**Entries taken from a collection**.
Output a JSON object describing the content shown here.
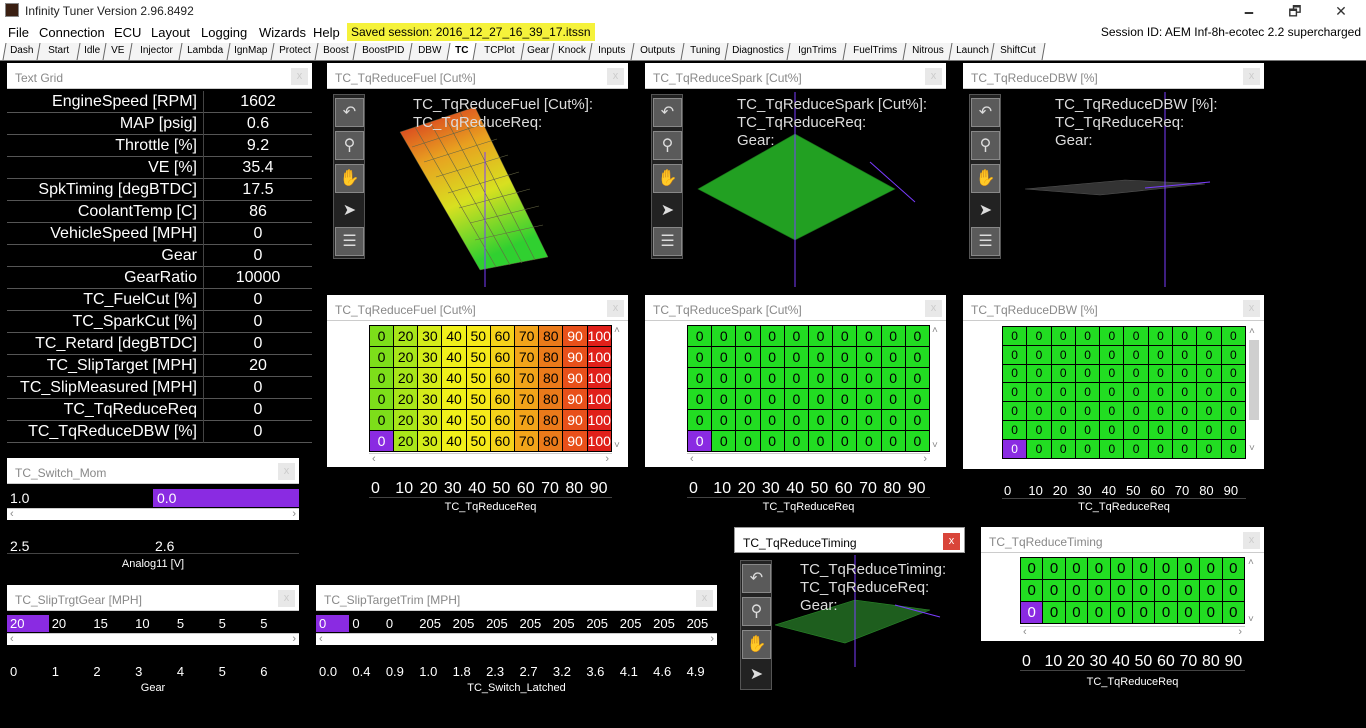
{
  "window": {
    "title": "Infinity Tuner Version 2.96.8492",
    "minimize": "🗕",
    "maximize": "🗗",
    "close": "✕"
  },
  "menu": {
    "items": [
      "File",
      "Connection",
      "ECU",
      "Layout",
      "Logging",
      "Wizards",
      "Help"
    ],
    "saved_session": "Saved session: 2016_12_27_16_39_17.itssn",
    "session_id": "Session ID: AEM Inf-8h-ecotec 2.2 supercharged"
  },
  "tabs": [
    "Dash",
    "Start",
    "Idle",
    "VE",
    "Injector",
    "Lambda",
    "IgnMap",
    "Protect",
    "Boost",
    "BoostPID",
    "DBW",
    "TC",
    "TCPlot",
    "Gear",
    "Knock",
    "Inputs",
    "Outputs",
    "Tuning",
    "Diagnostics",
    "IgnTrims",
    "FuelTrims",
    "Nitrous",
    "Launch",
    "ShiftCut"
  ],
  "active_tab": "TC",
  "text_grid": {
    "title": "Text Grid",
    "close": "x",
    "rows": [
      {
        "name": "EngineSpeed [RPM]",
        "value": "1602"
      },
      {
        "name": "MAP [psig]",
        "value": "0.6"
      },
      {
        "name": "Throttle [%]",
        "value": "9.2"
      },
      {
        "name": "VE [%]",
        "value": "35.4"
      },
      {
        "name": "SpkTiming [degBTDC]",
        "value": "17.5"
      },
      {
        "name": "CoolantTemp [C]",
        "value": "86"
      },
      {
        "name": "VehicleSpeed [MPH]",
        "value": "0"
      },
      {
        "name": "Gear",
        "value": "0"
      },
      {
        "name": "GearRatio",
        "value": "10000"
      },
      {
        "name": "TC_FuelCut [%]",
        "value": "0"
      },
      {
        "name": "TC_SparkCut [%]",
        "value": "0"
      },
      {
        "name": "TC_Retard [degBTDC]",
        "value": "0"
      },
      {
        "name": "TC_SlipTarget [MPH]",
        "value": "20"
      },
      {
        "name": "TC_SlipMeasured [MPH]",
        "value": "0"
      },
      {
        "name": "TC_TqReduceReq",
        "value": "0"
      },
      {
        "name": "TC_TqReduceDBW [%]",
        "value": "0"
      }
    ]
  },
  "switch_mom": {
    "title": "TC_Switch_Mom",
    "close": "x",
    "values": [
      "1.0",
      "0.0"
    ],
    "axis": [
      "2.5",
      "2.6"
    ],
    "xlabel": "Analog11 [V]",
    "scroll_left": "‹",
    "scroll_right": "›"
  },
  "slip_trgt_gear": {
    "title": "TC_SlipTrgtGear [MPH]",
    "close": "x",
    "values": [
      "20",
      "20",
      "15",
      "10",
      "5",
      "5",
      "5"
    ],
    "axis": [
      "0",
      "1",
      "2",
      "3",
      "4",
      "5",
      "6"
    ],
    "xlabel": "Gear",
    "scroll_left": "‹",
    "scroll_right": "›"
  },
  "slip_target_trim": {
    "title": "TC_SlipTargetTrim [MPH]",
    "close": "x",
    "values": [
      "0",
      "0",
      "0",
      "205",
      "205",
      "205",
      "205",
      "205",
      "205",
      "205",
      "205",
      "205"
    ],
    "axis": [
      "0.0",
      "0.4",
      "0.9",
      "1.0",
      "1.8",
      "2.3",
      "2.7",
      "3.2",
      "3.6",
      "4.1",
      "4.6",
      "4.9"
    ],
    "xlabel": "TC_Switch_Latched",
    "scroll_left": "‹",
    "scroll_right": "›"
  },
  "plots": [
    {
      "title": "TC_TqReduceFuel [Cut%]",
      "close": "x",
      "labels": [
        "TC_TqReduceFuel [Cut%]:",
        "TC_TqReduceReq:"
      ]
    },
    {
      "title": "TC_TqReduceSpark [Cut%]",
      "close": "x",
      "labels": [
        "TC_TqReduceSpark [Cut%]:",
        "TC_TqReduceReq:",
        "Gear:"
      ]
    },
    {
      "title": "TC_TqReduceDBW [%]",
      "close": "x",
      "labels": [
        "TC_TqReduceDBW [%]:",
        "TC_TqReduceReq:",
        "Gear:"
      ]
    },
    {
      "title": "TC_TqReduceTiming",
      "close": "x",
      "labels": [
        "TC_TqReduceTiming:",
        "TC_TqReduceReq:",
        "Gear:"
      ]
    }
  ],
  "toolbar_icons": [
    "undo-arrow-icon",
    "zoom-icon",
    "pan-hand-icon",
    "pointer-icon",
    "list-icon"
  ],
  "tables": {
    "fuel": {
      "title": "TC_TqReduceFuel [Cut%]",
      "close": "x",
      "ylabel": "Gear",
      "xlabel": "TC_TqReduceReq",
      "rows": [
        "6",
        "5",
        "4",
        "3",
        "2",
        "1"
      ],
      "cols": [
        "0",
        "10",
        "20",
        "30",
        "40",
        "50",
        "60",
        "70",
        "80",
        "90"
      ],
      "row_values": [
        "0",
        "20",
        "30",
        "40",
        "50",
        "60",
        "70",
        "80",
        "90",
        "100"
      ],
      "scroll_up": "˄",
      "scroll_down": "˅",
      "scroll_left": "‹",
      "scroll_right": "›"
    },
    "spark": {
      "title": "TC_TqReduceSpark [Cut%]",
      "close": "x",
      "ylabel": "Gear",
      "xlabel": "TC_TqReduceReq",
      "rows": [
        "6",
        "5",
        "4",
        "3",
        "2",
        "1"
      ],
      "cols": [
        "0",
        "10",
        "20",
        "30",
        "40",
        "50",
        "60",
        "70",
        "80",
        "90"
      ],
      "cell": "0",
      "scroll_up": "˄",
      "scroll_down": "˅",
      "scroll_left": "‹",
      "scroll_right": "›"
    },
    "dbw": {
      "title": "TC_TqReduceDBW [%]",
      "close": "x",
      "ylabel": "Gear",
      "xlabel": "TC_TqReduceReq",
      "rows": [
        "6",
        "5",
        "4",
        "3",
        "2",
        "1",
        "0"
      ],
      "cols": [
        "0",
        "10",
        "20",
        "30",
        "40",
        "50",
        "60",
        "70",
        "80",
        "90"
      ],
      "cell": "0",
      "scroll_up": "˄",
      "scroll_down": "˅"
    },
    "timing": {
      "title": "TC_TqReduceTiming",
      "close": "x",
      "ylabel": "Gear",
      "xlabel": "TC_TqReduceReq",
      "rows": [
        "3",
        "2",
        "1"
      ],
      "cols": [
        "0",
        "10",
        "20",
        "30",
        "40",
        "50",
        "60",
        "70",
        "80",
        "90"
      ],
      "cell": "0",
      "scroll_up": "˄",
      "scroll_down": "˅",
      "scroll_left": "‹",
      "scroll_right": "›"
    }
  },
  "colors": {
    "green": "#22dd22",
    "purple": "#8a2be2",
    "table_border": "#000",
    "fuel_cells": [
      "#7dde1a",
      "#a8e61a",
      "#d4ec1a",
      "#f0f01a",
      "#f6ea1a",
      "#f5d21a",
      "#f2a41a",
      "#ea7a1a",
      "#e8501a",
      "#e0201a"
    ]
  }
}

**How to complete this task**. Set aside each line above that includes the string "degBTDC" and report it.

**Task response**.
        "name": "SpkTiming [degBTDC]",
        "name": "TC_Retard [degBTDC]",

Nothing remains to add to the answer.